**** TASK INPUTS ****
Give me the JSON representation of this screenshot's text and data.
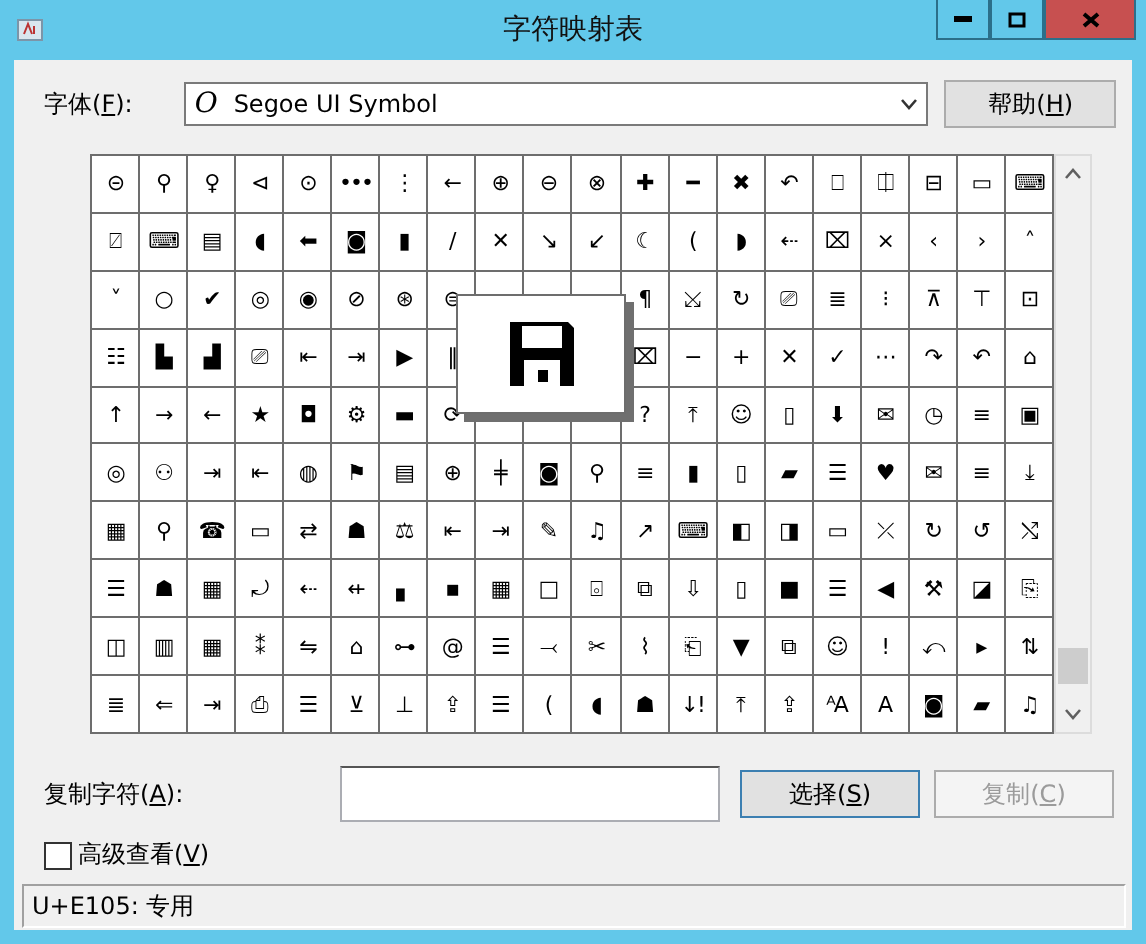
{
  "window": {
    "title": "字符映射表"
  },
  "font": {
    "label": {
      "before": "字体(",
      "key": "F",
      "after": "):"
    },
    "value": "Segoe UI Symbol",
    "glyph": "O"
  },
  "help_button": {
    "before": "帮助(",
    "key": "H",
    "after": ")"
  },
  "grid": {
    "rows": [
      [
        "⊝",
        "⚲",
        "♀",
        "⊲",
        "⊙",
        "•••",
        "⋮",
        "←",
        "⊕",
        "⊖",
        "⊗",
        "✚",
        "━",
        "✖",
        "↶",
        "⎕",
        "⎅",
        "⊟",
        "▭",
        "⌨"
      ],
      [
        "⍁",
        "⌨",
        "▤",
        "◖",
        "⬅",
        "◙",
        "▮",
        "∕",
        "✕",
        "↘",
        "↙",
        "☾",
        "(",
        "◗",
        "⇠",
        "⌧",
        "×",
        "‹",
        "›",
        "˄"
      ],
      [
        "˅",
        "○",
        "✔",
        "◎",
        "◉",
        "⊘",
        "⊛",
        "⊜",
        null,
        null,
        null,
        "¶",
        "⤩",
        "↻",
        "⎚",
        "≣",
        "⁝",
        "⊼",
        "⊤",
        "⊡"
      ],
      [
        "☷",
        "▙",
        "▟",
        "⎚",
        "⇤",
        "⇥",
        "▶",
        "‖",
        null,
        null,
        null,
        "⌧",
        "−",
        "+",
        "✕",
        "✓",
        "⋯",
        "↷",
        "↶",
        "⌂"
      ],
      [
        "↑",
        "→",
        "←",
        "★",
        "◘",
        "⚙",
        "▬",
        "⟳",
        null,
        null,
        null,
        "?",
        "⤒",
        "☺",
        "▯",
        "⬇",
        "✉",
        "◷",
        "≡",
        "▣"
      ],
      [
        "◎",
        "⚇",
        "⇥",
        "⇤",
        "◍",
        "⚑",
        "▤",
        "⊕",
        "╪",
        "◙",
        "⚲",
        "≡",
        "▮",
        "▯",
        "▰",
        "☰",
        "♥",
        "✉",
        "≡",
        "⤓"
      ],
      [
        "▦",
        "⚲",
        "☎",
        "▭",
        "⇄",
        "☗",
        "⚖",
        "⇤",
        "⇥",
        "✎",
        "♫",
        "↗",
        "⌨",
        "◧",
        "◨",
        "▭",
        "⤫",
        "↻",
        "↺",
        "⤭"
      ],
      [
        "☰",
        "☗",
        "▦",
        "⤾",
        "⇠",
        "⇷",
        "▖",
        "▪",
        "▦",
        "□",
        "⌻",
        "⧉",
        "⇩",
        "▯",
        "■",
        "☰",
        "◀",
        "⚒",
        "◪",
        "⎘"
      ],
      [
        "◫",
        "▥",
        "▦",
        "⁑",
        "⇋",
        "⌂",
        "⊶",
        "@",
        "☰",
        "⤙",
        "✂",
        "⌇",
        "⎗",
        "▼",
        "⧉",
        "☺",
        "!",
        "⤺",
        "▸",
        "⇅"
      ],
      [
        "≣",
        "⇐",
        "⇥",
        "⎙",
        "☰",
        "⊻",
        "⊥",
        "⇪",
        "☰",
        "(",
        "◖",
        "☗",
        "↓!",
        "⤒",
        "⇪",
        "ᴬA",
        "A",
        "◙",
        "▰",
        "♫"
      ]
    ]
  },
  "copy": {
    "label": {
      "before": "复制字符(",
      "key": "A",
      "after": "):"
    },
    "buttons": [
      {
        "before": "选择(",
        "key": "S",
        "after": ")",
        "disabled": false,
        "focused": true
      },
      {
        "before": "复制(",
        "key": "C",
        "after": ")",
        "disabled": true,
        "focused": false
      }
    ]
  },
  "advanced": {
    "before": "高级查看(",
    "key": "V",
    "after": ")",
    "checked": false
  },
  "status_bar": {
    "text": "U+E105: 专用"
  }
}
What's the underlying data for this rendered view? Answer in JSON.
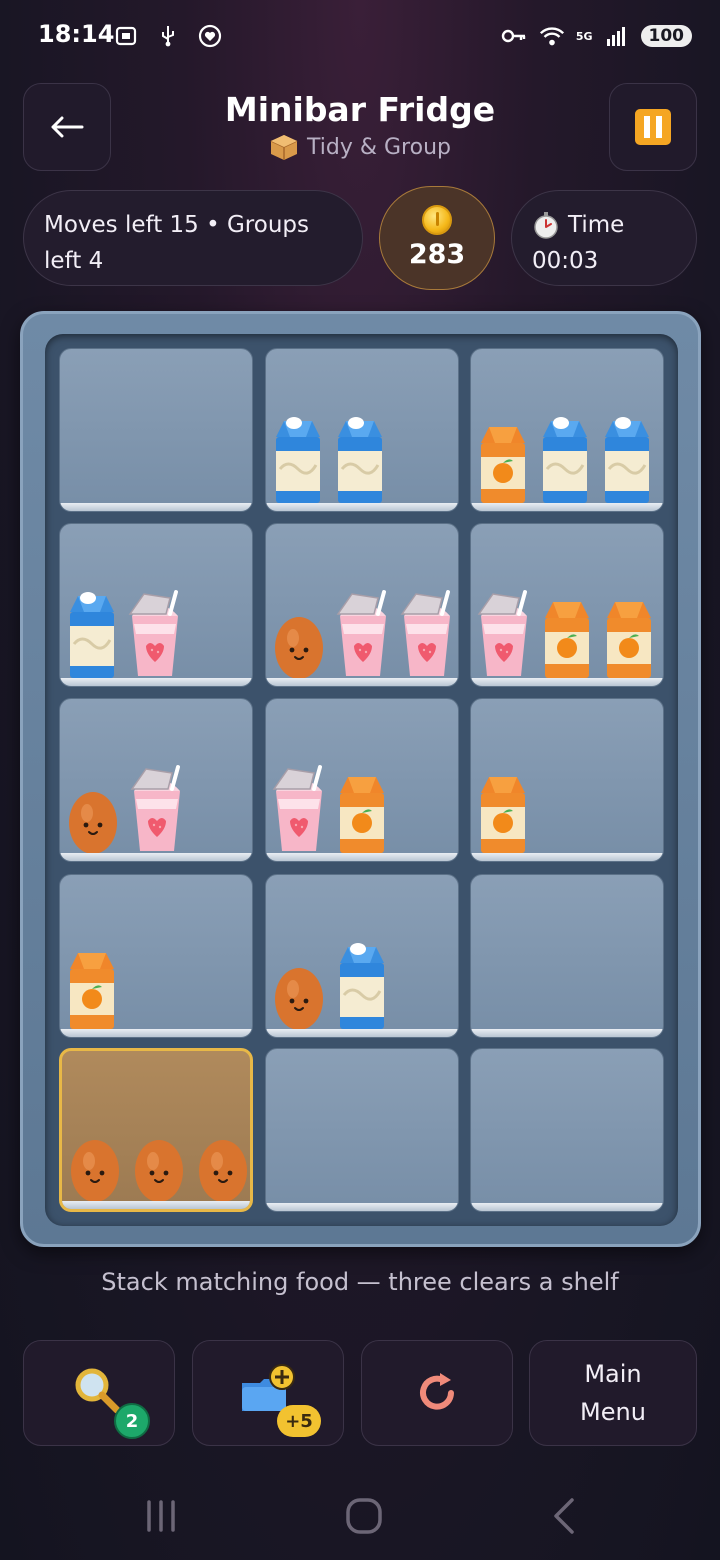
{
  "status_bar": {
    "time": "18:14",
    "battery": "100",
    "network": "5G",
    "icons": [
      "screenshot-icon",
      "usb-icon",
      "heart-icon",
      "key-icon",
      "wifi-icon",
      "signal-icon"
    ]
  },
  "header": {
    "title": "Minibar Fridge",
    "subtitle": "Tidy & Group",
    "subtitle_icon": "box-icon",
    "back_icon": "arrow-left-icon",
    "pause_icon": "pause-icon"
  },
  "stats": {
    "moves_text": "Moves left 15  •  Groups left 4",
    "coins": "283",
    "time_label": "Time",
    "time_value": "00:03"
  },
  "fridge": {
    "shelves": [
      {
        "row": 1,
        "col": 1,
        "items": []
      },
      {
        "row": 1,
        "col": 2,
        "items": [
          "milk",
          "milk"
        ]
      },
      {
        "row": 1,
        "col": 3,
        "items": [
          "juice",
          "milk",
          "milk"
        ]
      },
      {
        "row": 2,
        "col": 1,
        "items": [
          "milk",
          "yogurt"
        ]
      },
      {
        "row": 2,
        "col": 2,
        "items": [
          "egg",
          "yogurt",
          "yogurt"
        ]
      },
      {
        "row": 2,
        "col": 3,
        "items": [
          "yogurt",
          "juice",
          "juice"
        ]
      },
      {
        "row": 3,
        "col": 1,
        "items": [
          "egg",
          "yogurt"
        ]
      },
      {
        "row": 3,
        "col": 2,
        "items": [
          "yogurt",
          "juice"
        ]
      },
      {
        "row": 3,
        "col": 3,
        "items": [
          "juice"
        ]
      },
      {
        "row": 4,
        "col": 1,
        "items": [
          "juice"
        ]
      },
      {
        "row": 4,
        "col": 2,
        "items": [
          "egg",
          "milk"
        ]
      },
      {
        "row": 4,
        "col": 3,
        "items": []
      },
      {
        "row": 5,
        "col": 1,
        "items": [
          "egg",
          "egg",
          "egg"
        ],
        "selected": true
      },
      {
        "row": 5,
        "col": 2,
        "items": []
      },
      {
        "row": 5,
        "col": 3,
        "items": []
      }
    ]
  },
  "hint": "Stack matching food — three clears a shelf",
  "toolbar": {
    "search_badge": "2",
    "add_badge": "+5",
    "menu_label": "Main Menu"
  },
  "colors": {
    "background": "#191624",
    "selected_shelf": "#e8b847",
    "coin": "#f5b819",
    "pause": "#f5a623"
  }
}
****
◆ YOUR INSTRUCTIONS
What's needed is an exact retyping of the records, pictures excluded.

◆ TASK RESULT
Give me the JSON representation of this screenshot's text and data.
{
  "window": {
    "title": "字符映射表"
  },
  "font": {
    "label": {
      "before": "字体(",
      "key": "F",
      "after": "):"
    },
    "value": "Segoe UI Symbol",
    "glyph": "O"
  },
  "help_button": {
    "before": "帮助(",
    "key": "H",
    "after": ")"
  },
  "grid": {
    "rows": [
      [
        "⊝",
        "⚲",
        "♀",
        "⊲",
        "⊙",
        "•••",
        "⋮",
        "←",
        "⊕",
        "⊖",
        "⊗",
        "✚",
        "━",
        "✖",
        "↶",
        "⎕",
        "⎅",
        "⊟",
        "▭",
        "⌨"
      ],
      [
        "⍁",
        "⌨",
        "▤",
        "◖",
        "⬅",
        "◙",
        "▮",
        "∕",
        "✕",
        "↘",
        "↙",
        "☾",
        "(",
        "◗",
        "⇠",
        "⌧",
        "×",
        "‹",
        "›",
        "˄"
      ],
      [
        "˅",
        "○",
        "✔",
        "◎",
        "◉",
        "⊘",
        "⊛",
        "⊜",
        null,
        null,
        null,
        "¶",
        "⤩",
        "↻",
        "⎚",
        "≣",
        "⁝",
        "⊼",
        "⊤",
        "⊡"
      ],
      [
        "☷",
        "▙",
        "▟",
        "⎚",
        "⇤",
        "⇥",
        "▶",
        "‖",
        null,
        null,
        null,
        "⌧",
        "−",
        "+",
        "✕",
        "✓",
        "⋯",
        "↷",
        "↶",
        "⌂"
      ],
      [
        "↑",
        "→",
        "←",
        "★",
        "◘",
        "⚙",
        "▬",
        "⟳",
        null,
        null,
        null,
        "?",
        "⤒",
        "☺",
        "▯",
        "⬇",
        "✉",
        "◷",
        "≡",
        "▣"
      ],
      [
        "◎",
        "⚇",
        "⇥",
        "⇤",
        "◍",
        "⚑",
        "▤",
        "⊕",
        "╪",
        "◙",
        "⚲",
        "≡",
        "▮",
        "▯",
        "▰",
        "☰",
        "♥",
        "✉",
        "≡",
        "⤓"
      ],
      [
        "▦",
        "⚲",
        "☎",
        "▭",
        "⇄",
        "☗",
        "⚖",
        "⇤",
        "⇥",
        "✎",
        "♫",
        "↗",
        "⌨",
        "◧",
        "◨",
        "▭",
        "⤫",
        "↻",
        "↺",
        "⤭"
      ],
      [
        "☰",
        "☗",
        "▦",
        "⤾",
        "⇠",
        "⇷",
        "▖",
        "▪",
        "▦",
        "□",
        "⌻",
        "⧉",
        "⇩",
        "▯",
        "■",
        "☰",
        "◀",
        "⚒",
        "◪",
        "⎘"
      ],
      [
        "◫",
        "▥",
        "▦",
        "⁑",
        "⇋",
        "⌂",
        "⊶",
        "@",
        "☰",
        "⤙",
        "✂",
        "⌇",
        "⎗",
        "▼",
        "⧉",
        "☺",
        "!",
        "⤺",
        "▸",
        "⇅"
      ],
      [
        "≣",
        "⇐",
        "⇥",
        "⎙",
        "☰",
        "⊻",
        "⊥",
        "⇪",
        "☰",
        "(",
        "◖",
        "☗",
        "↓!",
        "⤒",
        "⇪",
        "ᴬA",
        "A",
        "◙",
        "▰",
        "♫"
      ]
    ]
  },
  "copy": {
    "label": {
      "before": "复制字符(",
      "key": "A",
      "after": "):"
    },
    "buttons": [
      {
        "before": "选择(",
        "key": "S",
        "after": ")",
        "disabled": false,
        "focused": true
      },
      {
        "before": "复制(",
        "key": "C",
        "after": ")",
        "disabled": true,
        "focused": false
      }
    ]
  },
  "advanced": {
    "before": "高级查看(",
    "key": "V",
    "after": ")",
    "checked": false
  },
  "status_bar": {
    "text": "U+E105: 专用"
  }
}
What's the underlying data for this rendered view? Answer in JSON.
{
  "status_bar": {
    "time": "18:14",
    "battery": "100",
    "network": "5G",
    "icons": [
      "screenshot-icon",
      "usb-icon",
      "heart-icon",
      "key-icon",
      "wifi-icon",
      "signal-icon"
    ]
  },
  "header": {
    "title": "Minibar Fridge",
    "subtitle": "Tidy & Group",
    "subtitle_icon": "box-icon",
    "back_icon": "arrow-left-icon",
    "pause_icon": "pause-icon"
  },
  "stats": {
    "moves_text": "Moves left 15  •  Groups left 4",
    "coins": "283",
    "time_label": "Time",
    "time_value": "00:03"
  },
  "fridge": {
    "shelves": [
      {
        "row": 1,
        "col": 1,
        "items": []
      },
      {
        "row": 1,
        "col": 2,
        "items": [
          "milk",
          "milk"
        ]
      },
      {
        "row": 1,
        "col": 3,
        "items": [
          "juice",
          "milk",
          "milk"
        ]
      },
      {
        "row": 2,
        "col": 1,
        "items": [
          "milk",
          "yogurt"
        ]
      },
      {
        "row": 2,
        "col": 2,
        "items": [
          "egg",
          "yogurt",
          "yogurt"
        ]
      },
      {
        "row": 2,
        "col": 3,
        "items": [
          "yogurt",
          "juice",
          "juice"
        ]
      },
      {
        "row": 3,
        "col": 1,
        "items": [
          "egg",
          "yogurt"
        ]
      },
      {
        "row": 3,
        "col": 2,
        "items": [
          "yogurt",
          "juice"
        ]
      },
      {
        "row": 3,
        "col": 3,
        "items": [
          "juice"
        ]
      },
      {
        "row": 4,
        "col": 1,
        "items": [
          "juice"
        ]
      },
      {
        "row": 4,
        "col": 2,
        "items": [
          "egg",
          "milk"
        ]
      },
      {
        "row": 4,
        "col": 3,
        "items": []
      },
      {
        "row": 5,
        "col": 1,
        "items": [
          "egg",
          "egg",
          "egg"
        ],
        "selected": true
      },
      {
        "row": 5,
        "col": 2,
        "items": []
      },
      {
        "row": 5,
        "col": 3,
        "items": []
      }
    ]
  },
  "hint": "Stack matching food — three clears a shelf",
  "toolbar": {
    "search_badge": "2",
    "add_badge": "+5",
    "menu_label": "Main Menu"
  },
  "colors": {
    "background": "#191624",
    "selected_shelf": "#e8b847",
    "coin": "#f5b819",
    "pause": "#f5a623"
  }
}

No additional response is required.